Ben Bernanke reigned for two terms as chairman of the Federal Reserve and is widely credited for steering the American economy through its worst crisis since the Great Depression, of which he is a student.
Bernanke has a new forum now: The Brookings Institution, which announced today that Bernanke will serve as a distinguished fellow in residence at its new Hutchins Center on Fiscal and Monetary Policy.
He’d said, when asked at one of his last engagements with the press if he would be returning to his native South Carolina, where an interchange on Interstate 95 at hometown Dillon is named for the Harvard grad and former Princeton professor, that he’d be hanging around Washington for a while. He explained that much of his family had settled in North Carolina now, but hadn’t specified post-Fed plans.

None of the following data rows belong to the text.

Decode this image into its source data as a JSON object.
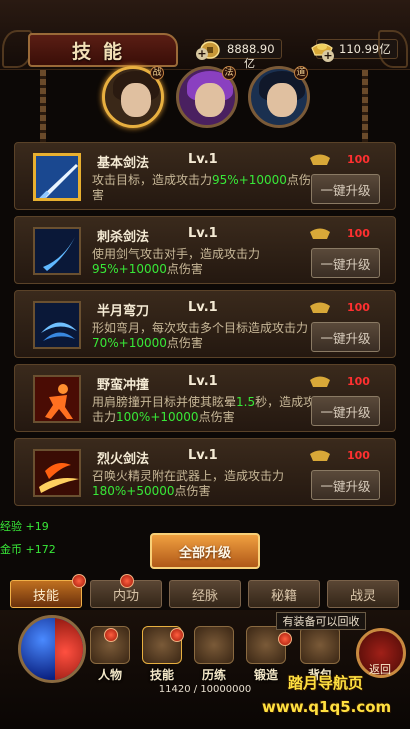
{
  "header": {
    "title": "技能",
    "gold_value": "8888.90",
    "gold_unit": "亿",
    "ingot_value": "110.99亿"
  },
  "characters": [
    {
      "class_label": "战",
      "active": true
    },
    {
      "class_label": "法",
      "active": false
    },
    {
      "class_label": "道",
      "active": false
    }
  ],
  "skills": [
    {
      "name": "基本剑法",
      "level": "Lv.1",
      "desc_parts": [
        {
          "t": "攻击目标，造成攻击力",
          "h": false
        },
        {
          "t": "95%+10000",
          "h": true
        },
        {
          "t": "点伤害",
          "h": false
        }
      ],
      "cost": "100",
      "button": "一键升级",
      "icon": "sword-strike-icon"
    },
    {
      "name": "刺杀剑法",
      "level": "Lv.1",
      "desc_parts": [
        {
          "t": "使用剑气攻击对手，造成攻击力",
          "h": false
        },
        {
          "t": "95%+10000",
          "h": true
        },
        {
          "t": "点伤害",
          "h": false
        }
      ],
      "cost": "100",
      "button": "一键升级",
      "icon": "sword-slash-icon"
    },
    {
      "name": "半月弯刀",
      "level": "Lv.1",
      "desc_parts": [
        {
          "t": "形如弯月，每次攻击多个目标造成攻击力",
          "h": false
        },
        {
          "t": "70%+10000",
          "h": true
        },
        {
          "t": "点伤害",
          "h": false
        }
      ],
      "cost": "100",
      "button": "一键升级",
      "icon": "crescent-blade-icon"
    },
    {
      "name": "野蛮冲撞",
      "level": "Lv.1",
      "desc_parts": [
        {
          "t": "用肩膀撞开目标并使其眩晕",
          "h": false
        },
        {
          "t": "1.5",
          "h": true
        },
        {
          "t": "秒，造成攻击力",
          "h": false
        },
        {
          "t": "100%+10000",
          "h": true
        },
        {
          "t": "点伤害",
          "h": false
        }
      ],
      "cost": "100",
      "button": "一键升级",
      "icon": "charge-icon"
    },
    {
      "name": "烈火剑法",
      "level": "Lv.1",
      "desc_parts": [
        {
          "t": "召唤火精灵附在武器上，造成攻击力",
          "h": false
        },
        {
          "t": "180%+50000",
          "h": true
        },
        {
          "t": "点伤害",
          "h": false
        }
      ],
      "cost": "100",
      "button": "一键升级",
      "icon": "fire-sword-icon"
    }
  ],
  "gains": {
    "exp_label": "经验",
    "exp_value": "+19",
    "gold_label": "金币",
    "gold_value": "+172"
  },
  "upgrade_all": "全部升级",
  "tabs": [
    {
      "label": "技能",
      "active": true,
      "dot": true
    },
    {
      "label": "内功",
      "active": false,
      "dot": true
    },
    {
      "label": "经脉",
      "active": false,
      "dot": false
    },
    {
      "label": "秘籍",
      "active": false,
      "dot": false
    },
    {
      "label": "战灵",
      "active": false,
      "dot": false
    }
  ],
  "nav": [
    {
      "label": "人物",
      "dot": true
    },
    {
      "label": "技能",
      "dot": true
    },
    {
      "label": "历练",
      "dot": false
    },
    {
      "label": "锻造",
      "dot": true
    },
    {
      "label": "背包",
      "dot": false
    }
  ],
  "hint": "有装备可以回收",
  "return_label": "返回",
  "exp_bar": "11420 / 10000000",
  "watermark": {
    "line1": "踏月导航页",
    "line2": "www.q1q5.com"
  },
  "colors": {
    "highlight": "#38e838",
    "cost": "#ff3030",
    "accent": "#e8b030"
  }
}
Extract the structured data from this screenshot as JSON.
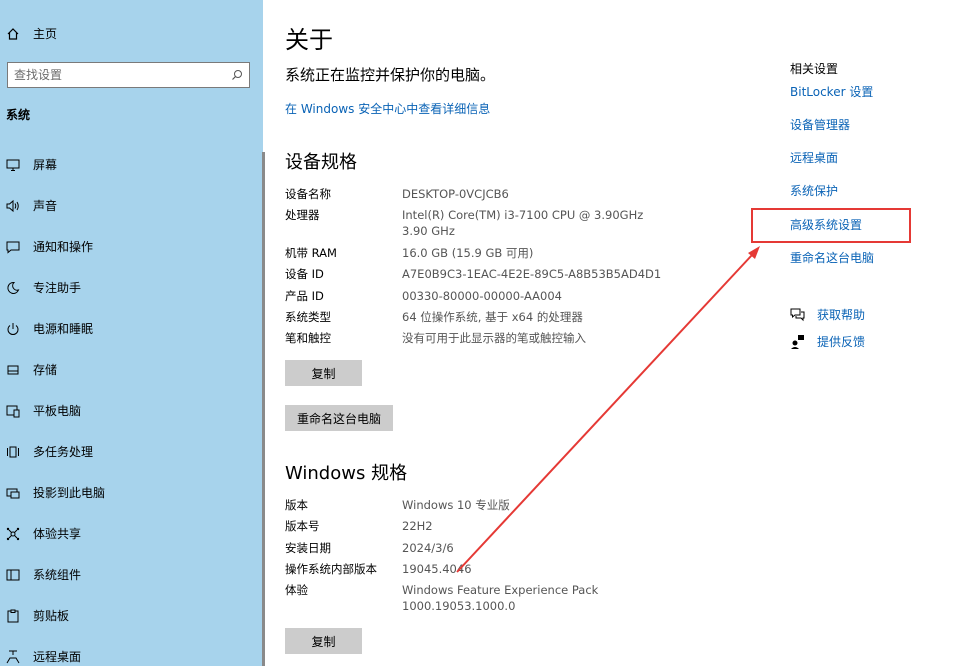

And so here he is:
Brookings today welcomes Bernanke as the `rescuer-in-chief.’
“As Glenn Hutchins, vice chair of the Brookings board, put it at the recent Hutchins Center inaugural event: “Despite the massive deleveraging of the last few years, we are still deeply in debt to Ben Bernanke,” the center notes at its blog, “Up Front.”
“In the past few years, Mr. Bernanke has been presiding over an historic experiment in monetary policy – more than five years of zero interest rates (so far) and trillions of dollars in bond-buying, a controversial approach aimed at restoring growth to the American economy,” center director David Wessel writes for Brookings.
“Ben Bernanke won’t have to sit through any more meetings of the Federal Open Market Committee or deliver the Fed’s semi-annual testimony to an occasionally hostile Congress or listen to complaints from emerging-market central bankers when central bankers gather in Basel, Switzerland. He won’t have to check the computer screen to see what’s been happening in Asian markets when he gets up every morning. He will, instead, have time to reflect on what just happened.
Bernanke’s own recent remarks at the center are noted as well:
“I was kind of like if you’re in a car wreck. You’re mostly involved in trying to avoid going off the bridge. And then later on you say, ‘Oh, my God.”’